* ASEPSIS indicates Additional treatment, Serous discharge, Erythema, Purulent exudate, Separation of deep tissues, Isolation of bacteria, and duration of inpatient Stay.7
1. Matsukawa T, Sessler DI, Sessler AM, et al. Heat flow and distribution during induction of general anesthesia. Anesthesiology 1995;82:662-673.
2. Sessler DI. Mild perioperative hypothermia. N Engl J Med 1997;336:1730-1737.
3. Kurz A, Sessler DI, Lenhardt R. Perioperative normothermia to reduce the incidence of surgical-wound infection and shorten hospitalization. Study of Wound Infection and Temperature Group. N Engl J Med 1996;334:1209-1215.
4. Kurz A, Kurz M, Poeschl G, Faryniak B, Redl G, Hackl W. Forced-air warming maintains intraoperative normothermia better than circulating-water mattresses. Anesth Analg 1993;77:89-95.
5. American Society of Anesthesiologists. Standards of the American Society of Anesthesiologists. Available at: http://www.asahq.org/Standards/02.html. Accessed June 6, 2001.
6. Barone JE, Tucker JB, Cecere J, et al. Hypothermia does not result in more complications after colon surgery. Am Surg 1999;65:356-359.
7. Wilson AP, Treasure T, Sturridge MF, Gruneberg RN. A scoring method (ASEPSIS) for postoperative wound infections for use in clinical trials of antibiotic prophylaxis. Lancet 1986;1:311-313.
8. Sessler DI, Kurz A, Lenhardt R. Re: Hypothermia reduces resistance to surgical wound infections. Am Surg 1999;65:1193-1196.
9. Frank SM, Fleisher LA, Breslow MJ, et al. Perioperative maintenance of normothermia reduces the incidence of morbid cardiac events. A randomized clinical trial. JAMA 1997;277:1127-1134.
10. Schmied H, Kurz A, Sessler DI, Kozek S, Reiter A. Mild hypothermia increases blood loss and transfusion requirements during total hip arthroplasty. Lancet 1996;347:289-292.

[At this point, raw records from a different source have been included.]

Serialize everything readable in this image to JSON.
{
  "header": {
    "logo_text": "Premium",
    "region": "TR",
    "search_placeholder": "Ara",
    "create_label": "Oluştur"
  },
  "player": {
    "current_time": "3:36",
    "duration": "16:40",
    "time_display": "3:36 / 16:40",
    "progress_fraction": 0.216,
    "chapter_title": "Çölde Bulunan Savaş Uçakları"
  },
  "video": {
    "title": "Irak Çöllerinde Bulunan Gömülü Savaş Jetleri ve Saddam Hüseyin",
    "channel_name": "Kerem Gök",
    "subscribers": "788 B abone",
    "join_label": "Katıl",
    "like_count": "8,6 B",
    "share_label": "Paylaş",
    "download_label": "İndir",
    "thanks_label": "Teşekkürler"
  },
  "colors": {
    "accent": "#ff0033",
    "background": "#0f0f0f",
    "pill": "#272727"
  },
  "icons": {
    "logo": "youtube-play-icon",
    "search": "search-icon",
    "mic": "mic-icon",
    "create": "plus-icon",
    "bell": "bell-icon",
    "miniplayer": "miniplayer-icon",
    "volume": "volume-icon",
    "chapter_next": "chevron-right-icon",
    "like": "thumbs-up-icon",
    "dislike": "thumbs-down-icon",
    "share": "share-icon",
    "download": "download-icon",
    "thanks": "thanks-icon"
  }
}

11. Winkler M, Akca O, Birkenberg B, et al. Aggressive warming reduces blood loss during hip arthroplasty. Anesth Analg 2000;91:978-984.
12. Leslie K, Sessler DI. The implications of hypothermia for early tracheal extubation following cardiac surgery. J Cardiothorac Vasc Anesth 1998;12:30-34; discussion 41-34.
13. Sigg DC, Houlton AJ, Iaizzo PA. The potential for increased risk of infection due to the reuse of convective air-warming/cooling coverlets. Acta Anaesthesiol Scand 1999;43:173-176.
14. Munn MB, Rouse DJ, Owen J. Intraoperative hypothermia and post-cesarean wound infection. Obstet Gynecol 1998;91:582-584.
15. Winfree CH, Baker KZ, Connollly ES. Perioperative normothermia and surgical-wound infection. N Engl J Med 1996;335:749.